function resp = read(id,address,datatype,count,timeout)
%READ Retrieves a block of data values from processor memory.
% MEM = READ(id,ADDRESS,DATATYPE,COUNT,TIMEOUT) returns a block of data
% values from the memory space of the target processor referenced by the id
% object. The blocks to read begins from the processor memory location
% given by the ADDRESS parameter. The data format of the raw memory image
% is specified by the DATATYPE option. Read multiple blocks of data
% values by specifying a COUNT parameter.
% ADDRESS is a decimal or hexadecimal representation of a memory address in
% the target processor. In all cases, the full address consist of two
% parts: the offset and the memory page. Many processors have only a
% single memory page, in which case the page portion of the full address
% should always be 0. The page value can be explicitly defined using a
% numeric vector representation of the address. Alternatively, the id
% object has a default page value that is applied if the page value is not

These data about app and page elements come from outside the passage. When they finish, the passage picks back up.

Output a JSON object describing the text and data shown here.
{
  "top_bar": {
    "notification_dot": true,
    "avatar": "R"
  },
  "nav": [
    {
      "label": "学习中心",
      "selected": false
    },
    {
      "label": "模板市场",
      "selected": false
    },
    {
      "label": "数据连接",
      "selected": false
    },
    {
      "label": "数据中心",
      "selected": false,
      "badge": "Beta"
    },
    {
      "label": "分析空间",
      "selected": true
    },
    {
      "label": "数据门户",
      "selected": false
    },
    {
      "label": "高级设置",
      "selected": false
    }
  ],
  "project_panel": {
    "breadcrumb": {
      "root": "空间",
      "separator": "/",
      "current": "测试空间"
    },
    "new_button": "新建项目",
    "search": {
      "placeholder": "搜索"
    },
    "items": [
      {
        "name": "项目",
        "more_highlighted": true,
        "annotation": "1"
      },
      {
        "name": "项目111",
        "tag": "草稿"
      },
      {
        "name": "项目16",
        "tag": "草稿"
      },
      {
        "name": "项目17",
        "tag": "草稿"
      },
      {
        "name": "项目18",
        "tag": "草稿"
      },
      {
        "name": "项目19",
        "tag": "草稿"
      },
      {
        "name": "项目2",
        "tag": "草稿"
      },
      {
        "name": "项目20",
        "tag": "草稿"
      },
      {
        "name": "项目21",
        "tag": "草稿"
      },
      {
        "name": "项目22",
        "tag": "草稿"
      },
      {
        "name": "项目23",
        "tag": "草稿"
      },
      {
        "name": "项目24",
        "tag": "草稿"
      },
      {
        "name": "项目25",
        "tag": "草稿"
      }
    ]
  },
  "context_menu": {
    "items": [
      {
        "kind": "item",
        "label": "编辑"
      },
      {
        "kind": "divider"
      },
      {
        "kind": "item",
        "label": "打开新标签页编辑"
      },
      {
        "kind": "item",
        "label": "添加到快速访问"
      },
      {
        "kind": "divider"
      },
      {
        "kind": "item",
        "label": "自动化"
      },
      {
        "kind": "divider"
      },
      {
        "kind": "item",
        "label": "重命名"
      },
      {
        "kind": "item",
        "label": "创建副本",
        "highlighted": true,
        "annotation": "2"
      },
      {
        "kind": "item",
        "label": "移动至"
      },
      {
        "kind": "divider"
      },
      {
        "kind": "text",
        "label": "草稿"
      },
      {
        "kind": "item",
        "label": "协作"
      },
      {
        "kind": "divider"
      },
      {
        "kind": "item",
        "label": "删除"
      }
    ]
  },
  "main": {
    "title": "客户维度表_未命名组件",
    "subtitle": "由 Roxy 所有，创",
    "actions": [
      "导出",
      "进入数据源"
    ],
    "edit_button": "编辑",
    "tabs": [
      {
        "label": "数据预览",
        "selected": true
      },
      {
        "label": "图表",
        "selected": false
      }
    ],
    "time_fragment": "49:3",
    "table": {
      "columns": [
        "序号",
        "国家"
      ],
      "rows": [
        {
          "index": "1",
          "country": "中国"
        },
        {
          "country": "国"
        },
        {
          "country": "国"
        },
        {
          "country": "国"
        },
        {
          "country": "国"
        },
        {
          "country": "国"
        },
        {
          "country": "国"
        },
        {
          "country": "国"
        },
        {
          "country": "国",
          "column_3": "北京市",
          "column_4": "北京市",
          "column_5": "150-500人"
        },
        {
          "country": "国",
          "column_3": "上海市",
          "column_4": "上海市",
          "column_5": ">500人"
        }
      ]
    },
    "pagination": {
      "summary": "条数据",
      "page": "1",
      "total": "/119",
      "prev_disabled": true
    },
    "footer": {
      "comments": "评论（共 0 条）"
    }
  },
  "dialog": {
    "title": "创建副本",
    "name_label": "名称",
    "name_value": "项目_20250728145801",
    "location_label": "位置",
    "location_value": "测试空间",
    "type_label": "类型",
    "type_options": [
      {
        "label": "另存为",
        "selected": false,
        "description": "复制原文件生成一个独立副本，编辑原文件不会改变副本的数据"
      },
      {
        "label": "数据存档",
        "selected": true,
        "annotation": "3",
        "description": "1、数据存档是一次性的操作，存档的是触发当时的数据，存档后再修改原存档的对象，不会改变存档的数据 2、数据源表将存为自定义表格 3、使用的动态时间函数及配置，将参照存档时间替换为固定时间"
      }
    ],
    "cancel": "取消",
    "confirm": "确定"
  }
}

% explicitly incorporated into the passed address parameter. In
% processors with only a single page, by setting the id object page value
% to zero it is possible to specify all addresses using the abbreviated
% (implied page) format. The address parameter can be specified in two
% ways, first as a numerical value which is a decimal representation of
% the processor address. Alternatively, a string is interpreted as a
% hexadecimal representation of the address offset. (See HEX2DEC, which is
% used for the conversion to a decimal value). When the address is defined
% by a string, the page is always derived from the id object. Thus, there
% is no method of explicitly defining the page when the address parameter
% is passed as a hexadecimal string.
% Examples of the address parameter:
% '1F' Hex, Offset is decimal 31, with the page taken from id.page.
% 10 Decimal, Offset is decimal 10, with the page taken from id.page.
% [18,1] Decimal with page, Offset is decimal 18, with page equal to 1.
% DATATYPE defines the interpretation of the raw values read from the
% processor memory. The data is read starting from ADDRESS without regard
% to type-alignment boundaries in the processor. Conversely, the byte
% ordering of the data type is automatically applied. The following MATLAB
% data types are supported:
% 'double' IEEE Double-precision floating point
% 'single' IEEE Single-precision floating point
% 'uint8' 8-bit unsigned binary integer
% 'uint16' 16-bit unsigned binary integer
% 'uint32' 32-bit unsigned binary integer
% 'int8' 8-bit signed 2's complement integer
% 'int16' 16-bit signed 2's complement integer
% 'int32' 32-bit signed 2's complement integer
% The COUNT parameter defines the dimensions of the returned data block
% (MEM). COUNT can be a scalar value which causes read to return a column
% vector which has COUNT values. Multidimensional reads are possible by
% passing a vector for COUNT. The elements of count define the dimensions
% of the returned data matrix. The memory is read in column-major order.
% COUNT defines the dimensions of the returned data array (MEM) as follows:
% n Read n values into a column vector.
% [m,n] Read m-by-n values into m by n matrix in column-major order.
% [m,n,...] Read a multidimensional matrix of values.
% The TIMEOUT parameter defines how long to wait (in seconds) for the
% read to complete. If this period is exceeded, the routine returns
% immediately with a timeout error.
% MEM = READ(id,ADDRESS,DATATYPE,COUNT) Same as above, except the timeout
% value defaults to the value specified by the id object. Use
% GET(id, 'timeout') to examine the default supplied by the object.
% MEM = READ(id,ADDRESS,DATATYPE) Same as above, except the count value
% defaults to one value of type DATATYPE.
% This routine does not coerce data type alignment. Certain combinations
% of ADDRESS and DATATYPE are difficult for the processor to use. To
% ensure seamless operation, best practice is to use the ADDRESS method to
% extract address values that are compatible with the alignment
% requirements of the processor.
% 1. Read one 16-bit integer 'var'.
% mlvar = read(id,address(id,'var'),'int16');
% 2. Read and plot 100 integers (32-bits) from address 0xF000.
% mlplt = read(id,'F000','int32',100);
% 3. Increment integer value at address 10 (decimal) of target processor.
% mlinc = read(id,10,'int32');
% mlinc = int32(double(mlinc)+1);
% See also GHSMULTI/WRITE, GHSMULTI/ADDRESS, HEX2DEC, INT32.
% Copyright 2012 The MathWorks, Inc.